Copy all the lines of the data that include the word "Haystack".
[INFORMATION SUPPLIED]
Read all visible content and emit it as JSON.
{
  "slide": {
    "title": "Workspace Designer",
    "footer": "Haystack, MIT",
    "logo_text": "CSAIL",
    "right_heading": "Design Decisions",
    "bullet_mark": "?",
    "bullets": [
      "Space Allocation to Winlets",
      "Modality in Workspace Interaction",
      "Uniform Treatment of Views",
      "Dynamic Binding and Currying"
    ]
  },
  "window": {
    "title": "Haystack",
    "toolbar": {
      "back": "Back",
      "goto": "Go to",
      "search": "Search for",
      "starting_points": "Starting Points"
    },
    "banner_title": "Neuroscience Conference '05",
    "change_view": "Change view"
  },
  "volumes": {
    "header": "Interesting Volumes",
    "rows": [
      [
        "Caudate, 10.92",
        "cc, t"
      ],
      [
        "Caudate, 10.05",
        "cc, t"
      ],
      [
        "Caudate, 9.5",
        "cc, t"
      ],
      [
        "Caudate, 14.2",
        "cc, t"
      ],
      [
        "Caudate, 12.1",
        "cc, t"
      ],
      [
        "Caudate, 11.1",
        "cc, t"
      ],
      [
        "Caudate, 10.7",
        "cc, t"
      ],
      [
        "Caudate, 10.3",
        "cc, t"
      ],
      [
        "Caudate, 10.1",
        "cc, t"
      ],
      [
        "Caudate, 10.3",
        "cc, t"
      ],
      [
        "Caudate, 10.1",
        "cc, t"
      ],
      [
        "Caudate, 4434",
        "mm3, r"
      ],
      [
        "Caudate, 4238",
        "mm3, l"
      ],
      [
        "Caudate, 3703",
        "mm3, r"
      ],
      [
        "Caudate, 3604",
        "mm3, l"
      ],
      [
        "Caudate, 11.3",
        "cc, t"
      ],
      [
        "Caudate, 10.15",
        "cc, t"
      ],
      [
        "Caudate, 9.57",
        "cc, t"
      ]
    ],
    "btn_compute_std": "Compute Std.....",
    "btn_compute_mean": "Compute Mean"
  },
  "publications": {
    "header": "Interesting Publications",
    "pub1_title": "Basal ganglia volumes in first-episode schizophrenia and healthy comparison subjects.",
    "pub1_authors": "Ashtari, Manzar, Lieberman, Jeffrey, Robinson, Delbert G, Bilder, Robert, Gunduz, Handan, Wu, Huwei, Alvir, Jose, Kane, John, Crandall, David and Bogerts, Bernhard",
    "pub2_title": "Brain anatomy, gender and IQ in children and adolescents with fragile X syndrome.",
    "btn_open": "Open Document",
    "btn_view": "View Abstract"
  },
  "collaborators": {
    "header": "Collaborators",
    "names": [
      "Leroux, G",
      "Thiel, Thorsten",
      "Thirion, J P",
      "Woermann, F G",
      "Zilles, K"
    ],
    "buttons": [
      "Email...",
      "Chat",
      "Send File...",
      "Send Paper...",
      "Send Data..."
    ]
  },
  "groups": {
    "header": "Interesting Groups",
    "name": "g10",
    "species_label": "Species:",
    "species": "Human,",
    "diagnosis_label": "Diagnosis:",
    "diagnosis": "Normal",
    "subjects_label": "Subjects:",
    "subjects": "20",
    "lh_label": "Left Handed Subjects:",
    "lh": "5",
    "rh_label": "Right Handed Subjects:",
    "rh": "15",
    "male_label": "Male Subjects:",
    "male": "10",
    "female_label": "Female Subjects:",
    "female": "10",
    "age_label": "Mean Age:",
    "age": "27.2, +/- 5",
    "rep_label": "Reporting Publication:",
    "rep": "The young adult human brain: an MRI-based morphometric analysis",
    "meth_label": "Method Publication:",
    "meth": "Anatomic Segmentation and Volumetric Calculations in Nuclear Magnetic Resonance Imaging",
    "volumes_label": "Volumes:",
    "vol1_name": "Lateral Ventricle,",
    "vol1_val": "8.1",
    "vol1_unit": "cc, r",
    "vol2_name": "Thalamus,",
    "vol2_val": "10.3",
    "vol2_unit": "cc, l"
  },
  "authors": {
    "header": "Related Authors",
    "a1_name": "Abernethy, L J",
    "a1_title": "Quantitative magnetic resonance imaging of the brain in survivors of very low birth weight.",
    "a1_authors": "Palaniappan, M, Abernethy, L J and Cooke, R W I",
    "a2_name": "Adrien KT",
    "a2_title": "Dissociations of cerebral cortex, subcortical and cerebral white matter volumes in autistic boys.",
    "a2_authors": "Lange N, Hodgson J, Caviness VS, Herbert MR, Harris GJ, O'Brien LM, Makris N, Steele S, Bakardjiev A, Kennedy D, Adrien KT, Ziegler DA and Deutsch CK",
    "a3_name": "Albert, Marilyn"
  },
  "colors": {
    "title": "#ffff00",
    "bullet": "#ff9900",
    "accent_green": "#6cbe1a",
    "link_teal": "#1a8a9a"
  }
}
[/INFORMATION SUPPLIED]
> [OUTPUT FOR THIS TASK]:
    "footer": "Haystack, MIT",
    "title": "Haystack",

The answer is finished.